But research communities that become crippled by the onset of Groupthink avoid these intersections
Exactly. I call it paralysis by analysis. Falling in love with data at the expense of the
individuals behind the data. Numbers are only as good as their interpretation, and numbers are
easily misinterpreted if you have misconceptions or biases about the underlying phenomenom because
humans innately see what they want to see.
Sunday, 22 January 2017 at 14h 16m 37s
Trump spokeman Sean Spicer -- first press conference
This is Sean Spicer, President Trump's press secretary. He did not take questions from the media
journalists at this, the first of President Trump's press conferences. Mind you this comes off the
last press conference, which was from President Trump himself, when he called CNN a fake news outlet.
Saturday, 21 January 2017 at 13h 30m 33s
At times like this it’s common to speak of shared purpose and national unity. If that’s what you’re
looking for, there are plenty of other voices you can listen to.
It would be wonderful if national unity were possible, but it isn’t. Perhaps Donald Trump will
surprise us all and turn out to be a temperate, careful, and wise president. If that should happen,
I’ll join with conservatives to give him the praise he deserves. But he hasn’t earned it yet, not by
Please, don’t tell us liberals that when we criticize Trump we’re doing terrible damage to the
convivial spirit that would otherwise prevail were we not so rude.

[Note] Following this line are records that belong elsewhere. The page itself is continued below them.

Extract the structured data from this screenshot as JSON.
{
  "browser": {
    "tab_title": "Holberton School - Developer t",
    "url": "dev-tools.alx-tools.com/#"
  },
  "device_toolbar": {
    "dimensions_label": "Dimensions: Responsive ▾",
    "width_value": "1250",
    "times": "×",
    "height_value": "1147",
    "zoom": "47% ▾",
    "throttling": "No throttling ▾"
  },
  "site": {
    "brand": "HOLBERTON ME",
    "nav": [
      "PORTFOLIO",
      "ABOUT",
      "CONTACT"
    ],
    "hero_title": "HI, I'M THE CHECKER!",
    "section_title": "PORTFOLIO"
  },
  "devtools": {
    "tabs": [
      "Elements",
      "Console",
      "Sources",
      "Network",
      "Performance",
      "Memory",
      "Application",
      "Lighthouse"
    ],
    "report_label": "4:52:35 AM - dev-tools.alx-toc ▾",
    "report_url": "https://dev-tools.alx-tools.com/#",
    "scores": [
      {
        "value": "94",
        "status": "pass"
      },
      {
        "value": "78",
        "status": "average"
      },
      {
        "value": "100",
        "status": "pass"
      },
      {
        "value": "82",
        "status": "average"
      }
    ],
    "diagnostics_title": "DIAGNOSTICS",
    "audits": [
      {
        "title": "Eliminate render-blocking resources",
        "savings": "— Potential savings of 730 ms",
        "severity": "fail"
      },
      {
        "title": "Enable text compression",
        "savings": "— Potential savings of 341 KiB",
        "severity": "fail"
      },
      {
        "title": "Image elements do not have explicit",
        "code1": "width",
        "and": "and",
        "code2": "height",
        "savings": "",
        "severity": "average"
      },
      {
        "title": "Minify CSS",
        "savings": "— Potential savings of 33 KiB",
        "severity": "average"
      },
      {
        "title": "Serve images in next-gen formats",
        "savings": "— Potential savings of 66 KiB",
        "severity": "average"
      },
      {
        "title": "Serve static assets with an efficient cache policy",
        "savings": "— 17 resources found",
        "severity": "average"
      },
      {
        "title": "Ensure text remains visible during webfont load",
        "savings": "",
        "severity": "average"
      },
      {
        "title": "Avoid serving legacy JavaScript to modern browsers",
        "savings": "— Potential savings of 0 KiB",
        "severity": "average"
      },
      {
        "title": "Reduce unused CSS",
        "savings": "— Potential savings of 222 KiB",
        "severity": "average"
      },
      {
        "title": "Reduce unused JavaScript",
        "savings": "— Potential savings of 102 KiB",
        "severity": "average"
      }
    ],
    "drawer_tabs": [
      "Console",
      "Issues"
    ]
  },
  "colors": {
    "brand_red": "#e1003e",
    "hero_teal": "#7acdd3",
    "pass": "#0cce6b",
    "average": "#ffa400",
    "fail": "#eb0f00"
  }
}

We’ve heard that baloney before,
and it’s pretty rich coming from people who spent the last eight years saying that Barack Obama was
a foreign socialist tyrant carrying out a secret plan to destroy America.

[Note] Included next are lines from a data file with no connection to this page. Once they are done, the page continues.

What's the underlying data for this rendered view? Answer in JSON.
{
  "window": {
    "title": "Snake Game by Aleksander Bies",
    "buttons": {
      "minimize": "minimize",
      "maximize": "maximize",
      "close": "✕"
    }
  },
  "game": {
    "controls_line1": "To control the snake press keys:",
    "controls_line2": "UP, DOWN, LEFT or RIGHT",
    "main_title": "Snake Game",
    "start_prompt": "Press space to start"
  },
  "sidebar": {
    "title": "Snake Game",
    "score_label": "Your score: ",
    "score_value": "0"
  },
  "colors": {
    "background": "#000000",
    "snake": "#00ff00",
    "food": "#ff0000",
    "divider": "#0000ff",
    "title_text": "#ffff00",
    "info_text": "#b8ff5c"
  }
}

So spare us your hypocritical talk of unity, because your champion sure doesn’t believe it. We’ve
seen it clearly since the election: once he goes off his teleprompter, we get not even the pretense
of unity from Donald Trump. Quite the contrary; he communicates again and again that he has nothing
but contempt for those who don’t pay him proper tribute. After a campaign that was built on hatred
and resentment from its very first moment, he couldn’t bring himself to reach out to the majority of
Americans who didn’t vote for him, mounting a “thank you tour” only of states he won (think what you
would have said if Hillary Clinton had been the victor and done that) and lashing out on Twitter
like a cranky toddler at anyone who criticized him.
Being elected to the presidency wasn’t enough to grant him an iota of generosity or magnanimity. He
may be the most powerful person on earth, but he’s still a tiny, petty, insecure, vengeful man whose
only measure of any human being’s worth is whether they’ve praised him recently.
It will be a long time before the contrast in the character of these two presidents ceases to bring
us pain. We won’t forget how Trump treated Barack Obama, a man who despite every rancid personal
attack you threw at him conducted himself in office with an uncommon level of grace and class. And
now he has handed the keys to the White House to a man who launched his political career with a
despicable campaign to question to question Obama’s birthplace, and who in every way is his
opposite: impulsive where Obama is thoughtful, ignorant where Obama is informed, disrespectful where
Obama is polite, vindictive where Obama is generous, a walking collection of character flaws where
Obama is a role model.
[SOURCE:Paul Waldman | Washington
Post | 20 January 2017]